Global dividend growth faces two major headwinds in 2018 which could disrupt the otherwise-supportive backdrop for income, according to Martin Currie’s Global Equity Income manager Mark Whitehead.
Dividend growth came in at 7.7 per cent in 2017, with total payouts at an all-time high of USD1.25 trillion. The expectation for 2018 is more of the same, with the growth rate forecast to match 2017’s.
Nonetheless, Whitehead, manager of the Legg Mason IF Martin Currie Global Equity Income fund, said there were risks to the outlook, in particular the threat to global trade from President Trump in the US.
Whitehead says. “It is a serious risk if the situation becomes even more strained, and for those companies with high levels of foreign sales it could have a significant impact.”
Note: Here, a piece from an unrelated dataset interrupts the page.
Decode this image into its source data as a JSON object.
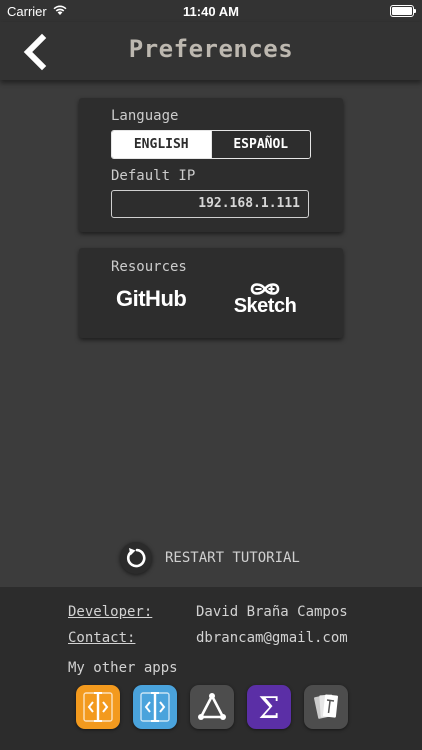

The repercussions of further trade tariffs could be far wider than just China, with European and US-based exporters likely to be among the biggest losers of any tariffs. In particular, areas such as car manufacturers have been singled out. Barriers to trade could rock markets around the globe, Whitehead says.
The other risk he highlighted was the issue of a global economic slowdown. Whilst not a central forecast, it remains a risk that could derail markets.
“If we see growth falter, then that would obviously feed into dividend growth. However, in the current environment we do not see this as a central issue, and indeed growth globally looks solid, with earnings growth forecast at 15 per cent currently,” he says.
Whitehead said banks globally are leading that earnings growth, with the rising interest rate environment in the US in particular a source of opportunities.
“Banks are now much better capitalised than they have been for some time, and that means they are able to pay more attractive, rising dividends now,” says Whitehead. “Therefore, we are seeing some of the strongest earnings and dividend growth globally coming from that sector.”
His fund has positions in regional US banks including Huntington Bank Corp, as well as Caixabank in Spain.
However, he continues to avoid UK-focused banks because of pressures on consumers. “UK banks are not a focus for us because of UK consumer weakness and corporate spending concerns sparked by Brexit, as well as levels of indebtedness.
“Indeed, there is a lot of risk in investing in UK income stocks because of the concentration of payouts, and we don’t have any BP or Shell, for example.”